Windows XP is still powering 25 percent of the desktop computers out there, and with every single Patch Tuesday, the operating system is becoming more vulnerable to attacks, as the glitches that Microsoft fixes every month also exist in XP.So is the case with this month's Patch Tuesday, which Microsoft “celebrated” with six different bulletins supposed to address a total of 29 vulnerabilities in its software, including Windows and Internet Explorer.
Of course, Windows XP users who haven't turned to registry hacks to keep their systems updated are left out of this Patch Tuesday, so security experts across the world rushed to recommend them to ugprade to a newer operating system or give up on Internet Explorer for another browser.
Wolfgang Kandek, CTO, Qualys, Inc., said in a statement today that most of today's fixed flaws could also exist in Windows XP, so it's critical for users not necessarily to update, but at least to replace Internet Explorer with another browser that still receives patches, such as Google Chrome or Firefox.
“For Windows XP users: The majority of these vulnerabilities apply to your operating system, except the WIndows Journal application and Windows Service Bus weaknesses.

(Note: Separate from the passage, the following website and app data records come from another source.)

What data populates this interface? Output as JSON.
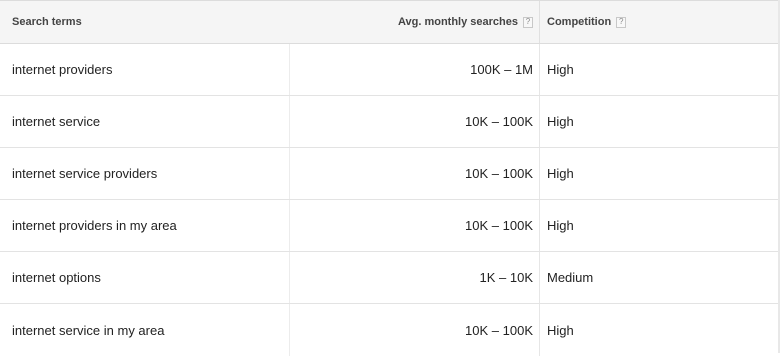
{
  "table": {
    "headers": {
      "term": "Search terms",
      "searches": "Avg. monthly searches",
      "competition": "Competition",
      "help_glyph": "?"
    },
    "rows": [
      {
        "term": "internet providers",
        "searches": "100K – 1M",
        "competition": "High"
      },
      {
        "term": "internet service",
        "searches": "10K – 100K",
        "competition": "High"
      },
      {
        "term": "internet service providers",
        "searches": "10K – 100K",
        "competition": "High"
      },
      {
        "term": "internet providers in my area",
        "searches": "10K – 100K",
        "competition": "High"
      },
      {
        "term": "internet options",
        "searches": "1K – 10K",
        "competition": "Medium"
      },
      {
        "term": "internet service in my area",
        "searches": "10K – 100K",
        "competition": "High"
      }
    ]
  }
}
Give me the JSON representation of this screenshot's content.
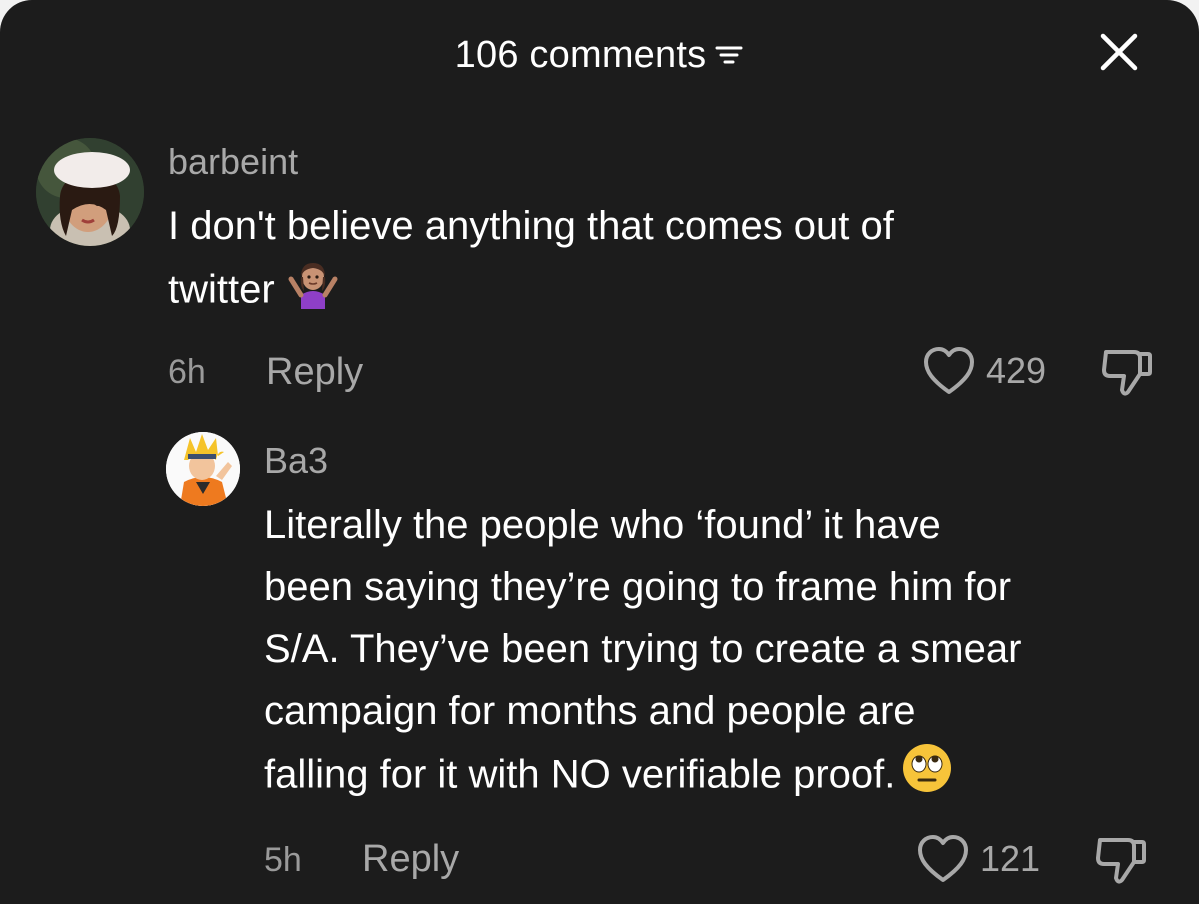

The Internet Explorer vulnerabilities can certainly be exploited on XP as well as the Flash problem. XP users should evaluate urgently using a supported browser if they cannot move away from the operating system,” Kandek said.
The Internet Explorer flaw, which is also said to affect versions running on Windows XP, allows an attacker to run remote code on your computer with the help of a compromised website hosting malicious content.
All versions of Internet Explorer are affected by the flaw, starting with the old IE6 and ending with the newer IE11, which Microsoft made the default browser in Windows 8.1.
“MS14-037 addresses 24 vulnerabilities in Internet Explorer (IE), almost all user-after-free type vulnerabilities and is valid for all versions (6-11) of Microsoft’s browser. There are no 0-days open for IE, which would dictate the shortest turn-around possible for the installation of the patch, but nevertheless IT admins should schedule the IE patch for a quick installation,” Kandek explained.
Since so many users prefer to stick to Windows XP for the time being, an advice to switch to a different browser pretty much makes sense, so you should at least give Chrome or Firefox a try if you're yet to upgrade.